Apr 15, 2009
Physicists in the US have created a junction through which single ultracold ions can pass without having their temperature raised. The junction is contained within a 2D ion trap and could be useful in building large-scale quantum computers.
Quantum computers, like classical computers, work by processing of bits of information. In classical computers such bits can take on only the values 0 and 1, but in quantum computers they can also take on “superpositions” of both 0 and 1. When many of these quantum bits or “qubits” are combined, a quantum computer can process them simultaneously. In principle, this would enable a quantum computer to work exponentially faster than its classical counterpart for certain operations — however many technical challenges must be overcome before practical quantum computers become a reality.
Scientists are working on many devices to take on the role of qubits, but one of the most promising are trapped ions. Inside a trap, the position and ordering of the ions could be changed by running them through a junction, at which point they can be encouraged to go in one direction or the other. However, it is important that this switching does not result in any heating, because that tends to take the ions out of the required electronic ground state.
Off the heat
Now, Brad Blakestad and colleagues at the National Institute of Standards and Technology (NIST) in Boulder, Colorado have created a junction in an ion trap in which there is practically no heating. Constructed from laser-machined alumina, it contains 46 gold-coated electrodes surrounding an X-shaped junction.
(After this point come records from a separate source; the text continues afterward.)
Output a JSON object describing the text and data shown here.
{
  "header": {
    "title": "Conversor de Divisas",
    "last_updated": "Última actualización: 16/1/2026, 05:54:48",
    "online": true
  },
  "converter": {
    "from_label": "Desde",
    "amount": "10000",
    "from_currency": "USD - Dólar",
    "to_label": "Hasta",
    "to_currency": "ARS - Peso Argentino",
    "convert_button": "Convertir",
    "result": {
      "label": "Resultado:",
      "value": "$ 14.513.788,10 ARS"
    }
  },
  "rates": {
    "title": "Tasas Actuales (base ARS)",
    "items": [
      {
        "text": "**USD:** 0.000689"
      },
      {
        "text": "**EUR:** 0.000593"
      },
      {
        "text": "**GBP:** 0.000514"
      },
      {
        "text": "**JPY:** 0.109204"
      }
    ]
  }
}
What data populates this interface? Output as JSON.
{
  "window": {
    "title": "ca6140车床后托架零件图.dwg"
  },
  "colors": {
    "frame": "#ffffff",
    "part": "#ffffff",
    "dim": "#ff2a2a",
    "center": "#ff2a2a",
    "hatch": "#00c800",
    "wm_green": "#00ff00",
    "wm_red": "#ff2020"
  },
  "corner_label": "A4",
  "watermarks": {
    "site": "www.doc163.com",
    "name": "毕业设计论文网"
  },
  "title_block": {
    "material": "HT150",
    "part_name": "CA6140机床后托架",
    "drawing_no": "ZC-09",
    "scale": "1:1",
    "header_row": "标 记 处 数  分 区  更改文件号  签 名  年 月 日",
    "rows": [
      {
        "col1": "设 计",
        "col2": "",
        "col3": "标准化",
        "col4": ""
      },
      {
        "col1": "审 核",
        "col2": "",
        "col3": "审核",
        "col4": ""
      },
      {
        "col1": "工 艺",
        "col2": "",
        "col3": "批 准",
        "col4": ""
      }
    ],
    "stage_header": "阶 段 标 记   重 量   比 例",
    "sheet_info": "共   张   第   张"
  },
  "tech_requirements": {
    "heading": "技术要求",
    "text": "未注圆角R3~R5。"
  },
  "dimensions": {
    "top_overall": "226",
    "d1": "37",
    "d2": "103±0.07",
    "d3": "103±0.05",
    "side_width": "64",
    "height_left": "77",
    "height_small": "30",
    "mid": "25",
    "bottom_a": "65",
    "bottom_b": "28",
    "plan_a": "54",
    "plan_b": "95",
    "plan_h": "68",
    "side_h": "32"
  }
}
When the researchers apply a series of voltages to the electrodes, ions are encouraged through the junction a little at a time.
The NIST group managed to get ions through the junction with a 99.99% success rate, and with seven orders of magnitude reduced heating than previous trapped ion systems .
Christopher Monroe, a physicist at the University of Maryland in the US who has worked extensively with trapped ion systems, told physicsworld.com that although it is not surprising that the researchers have shuttled ions without losing coherence of their internal states, it is surprising that the ions have not lost any coherence in their motion.
“Moreover, to shuttle ions around a multitude of electrodes and around corners requires exquisite control of the applied electrical potentials so that the ions surf smoothly without getting lost (or agitated),” Monroe adds. “The NIST experiment accomplishes all of this, and thus marks an important milestone in one of the only known realistic architectures for a large-scale quantum computer.”
Bernhard Roth, a quantum physicist at the Heinrich Heine University of Düsseldorf, Germany, also thinks the work is important. “In particular the work might be relevant toward efficient large-scale quantum information processing, the main challenge in the field,” he says. “The authors have significantly increased the reliability of the ion transport through an array, have reduced energy gain and preserved coherence. These are all things which are considered essential for the realization large-scale systems.”
The research will be published in Physical Review Letters and a preprint of the paper is available on arXiv.
About the author
Jon Cartwright is a freelance journalist based in Bristol, UK